Saint Abdullah & Eomac on Drowned By Locals

The Iranian-Canadian duo and Irish producer re-connect for an artistic response to the ongoing genocide in Gaza. 

It feels strange to be contemplating an album in response to horrific events unfolding in Palestine since October 7. Of course, the conflict did not begin when Hamas fighters breached the Gaza border wall and carried out their massacre in Israel, but the month-on-month escalation of brutality inflicted on the Gazan population feels so current and visceral, how would an artist have time to reflect, absorb and respond? In the case of Saint Abdullah and Eomac, the answer lies in an honest, impulsive response to the initial after-shock – a new album “recorded within a few weeks in October after the war broke out as we tried to keep our heads above water.”

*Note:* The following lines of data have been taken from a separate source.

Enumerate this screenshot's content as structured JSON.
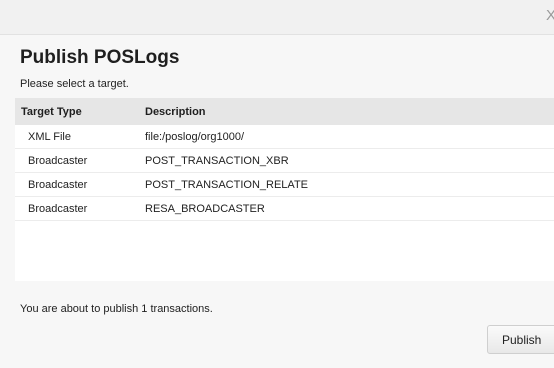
{
  "dialog": {
    "close_glyph": "X",
    "title": "Publish POSLogs",
    "prompt": "Please select a target.",
    "table": {
      "headers": [
        "Target Type",
        "Description"
      ],
      "rows": [
        [
          "XML File",
          "file:/poslog/org1000/"
        ],
        [
          "Broadcaster",
          "POST_TRANSACTION_XBR"
        ],
        [
          "Broadcaster",
          "POST_TRANSACTION_RELATE"
        ],
        [
          "Broadcaster",
          "RESA_BROADCASTER"
        ]
      ]
    },
    "message": "You are about to publish 1 transactions.",
    "publish_label": "Publish"
  }
}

Saint Abdullah foreground their Persian heritage in all their work, but they’ve always balanced it with a broader outlook that reflects their life experience, their perspective, and the reality of the wider world. The Iranian-Canadian brothers Mohammad and Mehdi Mehrabani-Yeganeh are nowadays based in New York but always connected to their roots in their music, through sampling, field recordings and aesthetics alike. Team IO first came across their work on Portland, Oregon label Boomarm Nation some 8 years ago, but they’ve since released a solid catalogue of mixtapes, EPs and albums on crucial labels like Room40, Purple Tape Pedigree and Important. Their partnership with celebrated Irish producer Ian McDonnell, aka Eomac, has proven to be especially productive, though, as witnessed on their prior collab albums Patience Of A Traitor and Chasing Stateless. Acerbic beats are matched with sharper shards of speech and coded sonics in a hard-edged, hyper-modern fusion which draws on the trio’s respective strengths and their broad cultural outlook. 

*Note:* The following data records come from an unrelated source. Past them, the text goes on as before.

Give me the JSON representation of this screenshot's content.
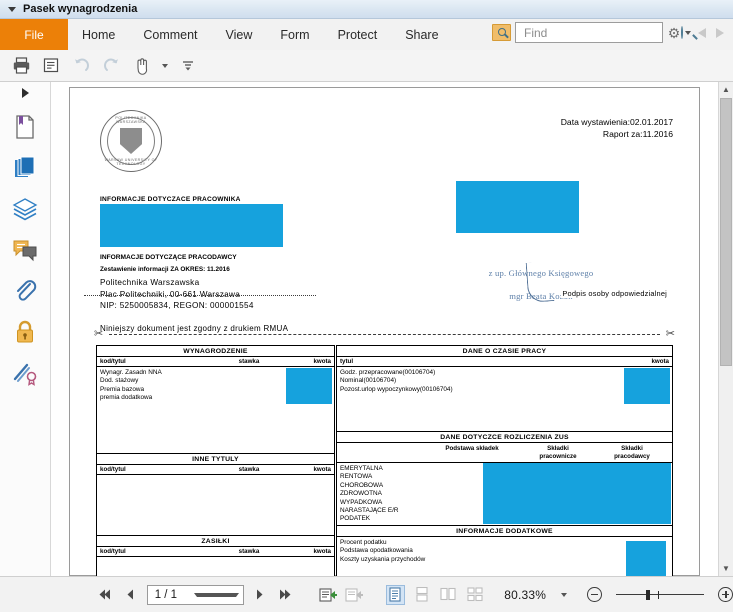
{
  "window": {
    "title": "Pasek wynagrodzenia",
    "caret_icon": "chevron-down-icon"
  },
  "ribbon": {
    "tabs": [
      {
        "label": "File",
        "id": "file"
      },
      {
        "label": "Home",
        "id": "home"
      },
      {
        "label": "Comment",
        "id": "comment"
      },
      {
        "label": "View",
        "id": "view"
      },
      {
        "label": "Form",
        "id": "form"
      },
      {
        "label": "Protect",
        "id": "protect"
      },
      {
        "label": "Share",
        "id": "share"
      }
    ],
    "search": {
      "placeholder": "Find",
      "value": "",
      "icon": "find-toolbox-icon",
      "magnifier_icon": "magnifier-icon"
    },
    "settings_icon": "gear-icon",
    "prev_icon": "chevron-left-icon",
    "next_icon": "chevron-right-icon",
    "quick_access": [
      {
        "name": "print-icon"
      },
      {
        "name": "properties-icon"
      },
      {
        "name": "undo-icon"
      },
      {
        "name": "redo-icon"
      },
      {
        "name": "hand-tool-icon"
      },
      {
        "name": "customize-toolbar-icon"
      }
    ]
  },
  "sidebar": {
    "expand_icon": "expand-panel-arrow-icon",
    "items": [
      {
        "name": "bookmarks-icon"
      },
      {
        "name": "page-thumbnails-icon"
      },
      {
        "name": "layers-icon"
      },
      {
        "name": "comments-icon"
      },
      {
        "name": "attachments-icon"
      },
      {
        "name": "security-lock-icon"
      },
      {
        "name": "digital-signature-icon"
      }
    ]
  },
  "document": {
    "logo": {
      "top_text": "POLITECHNIKA WARSZAWSKA",
      "bottom_text": "WARSAW UNIVERSITY OF TECHNOLOGY"
    },
    "dates": {
      "issue": "Data wystawienia:02.01.2017",
      "report": "Raport za:11.2016"
    },
    "employee_section_title": "INFORMACJE DOTYCZACE PRACOWNIKA",
    "employer": {
      "title": "INFORMACJE DOTYCZĄCE PRACODAWCY",
      "period": "Zestawienie informacji ZA OKRES: 11.2016",
      "name": "Politechnika Warszawska",
      "address": "Plac Politechniki, 00-661 Warszawa",
      "ids": "NIP: 5250005834,   REGON: 000001554"
    },
    "rmua_note": "Niniejszy dokument jest zgodny z drukiem RMUA",
    "signature": {
      "line1": "z up. Głównego Księgowego",
      "line2": "mgr Beata Kozoń",
      "caption": "Podpis osoby odpowiedzialnej"
    },
    "cut_icon": "scissors-icon",
    "tables": {
      "wynagrodzenie": {
        "banner": "WYNAGRODZENIE",
        "headers": [
          "kod/tytul",
          "stawka",
          "kwota"
        ],
        "rows": [
          "Wynagr. Zasadn NNA",
          "Dod. stażowy",
          "Premia bazowa",
          "premia dodatkowa"
        ]
      },
      "inne_tytuly": {
        "banner": "INNE TYTULY",
        "headers": [
          "kod/tytul",
          "stawka",
          "kwota"
        ],
        "rows": []
      },
      "zasilki": {
        "banner": "ZASIŁKI",
        "headers": [
          "kod/tytul",
          "stawka",
          "kwota"
        ],
        "rows": []
      },
      "czas_pracy": {
        "banner": "DANE O CZASIE PRACY",
        "headers": [
          "tytul",
          "kwota"
        ],
        "rows": [
          "Godz. przepracowane(00106704)",
          "Nominal(00106704)",
          "Pozost.urlop wypoczynkowy(00106704)"
        ]
      },
      "zus": {
        "banner": "DANE DOTYCZCE ROZLICZENIA ZUS",
        "headers": [
          "",
          "Podstawa składek",
          "Składki pracownicze",
          "Składki pracodawcy"
        ],
        "header_c3_l1": "Składki",
        "header_c3_l2": "pracownicze",
        "header_c4_l1": "Składki",
        "header_c4_l2": "pracodawcy",
        "rows": [
          "EMERYTALNA",
          "RENTOWA",
          "CHOROBOWA",
          "ZDROWOTNA",
          "WYPADKOWA",
          "NARASTAJĄCE E/R",
          "PODATEK"
        ]
      },
      "info_dodatkowe": {
        "banner": "INFORMACJE DODATKOWE",
        "rows": [
          "Procent podatku",
          "Podstawa opodatkowania",
          "Koszty uzyskania przychodów"
        ]
      }
    }
  },
  "bottom_bar": {
    "first_page_icon": "first-page-icon",
    "prev_page_icon": "previous-page-icon",
    "page_value": "1 / 1",
    "page_dropdown_icon": "chevron-down-icon",
    "next_page_icon": "next-page-icon",
    "last_page_icon": "last-page-icon",
    "fit_page_icon": "fit-page-icon",
    "fit_width_icon": "fit-width-icon",
    "view_single_icon": "single-page-view-icon",
    "view_continuous_icon": "continuous-view-icon",
    "view_facing_icon": "facing-pages-view-icon",
    "view_facing_cont_icon": "facing-continuous-view-icon",
    "zoom_value": "80.33%",
    "zoom_dropdown_icon": "chevron-down-icon",
    "zoom_out_icon": "zoom-out-icon",
    "zoom_in_icon": "zoom-in-icon"
  },
  "colors": {
    "redaction": "#16a2dd",
    "file_tab": "#ec8008",
    "active_view": "#d3e4f5"
  }
}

Now they arrive on maverick outpost Drowned By Locals, the Jordanian label which transcends its geography to surf virtual waves of creative deviance with kindred riders. Light meteors crashing around you will not confuse you adopts the stance of a hip-hop beat tape with a blown-out, distorted and disorienting quality. The record reflects on the Mehrabani-Yeganeh brothers’ outlook in their diasporic part of Iranian culture and their connection to what is unfolding in the here and now, and the inescapable history that came before it. As the press release explains, on ‘Rocknrallah’ an imagined figure from the Drowned By Locals folklore – Abdel Ja7eem Hafeth – sings a rendition of Jerome Kern and Otto A. Harbach’s 1933 American showtune ‘Smoke Gets In Your Eyes’ to evoke the smoke coming out of Gaza. You might have caught Hafeth in another guise elsewhere on the label.

The album also features fellow Iranian diasporic artists Cinna Peyghamy and Aria Rostami. It’s a visceral listen which sidesteps soapbox posturing to offer a more emotional, personal comment on these cursed times and their wider context. In the face of the relentless information and opinion grind of the internet’s machinations, this approach feels far more useful and compelling. 

The proceeds of the release will be donated towards UNRWA’s vital work in the Palestinian territories, which is more embattled than ever following dubious, evidence-light allegations and subsequent funding withdrawal. head to the Drowned By Locals Bandcamp page to buy the album, donate and find out more.  

To read more about events, releases and fundraising initiatives to support aid operations in Palestine, check our round-up article here.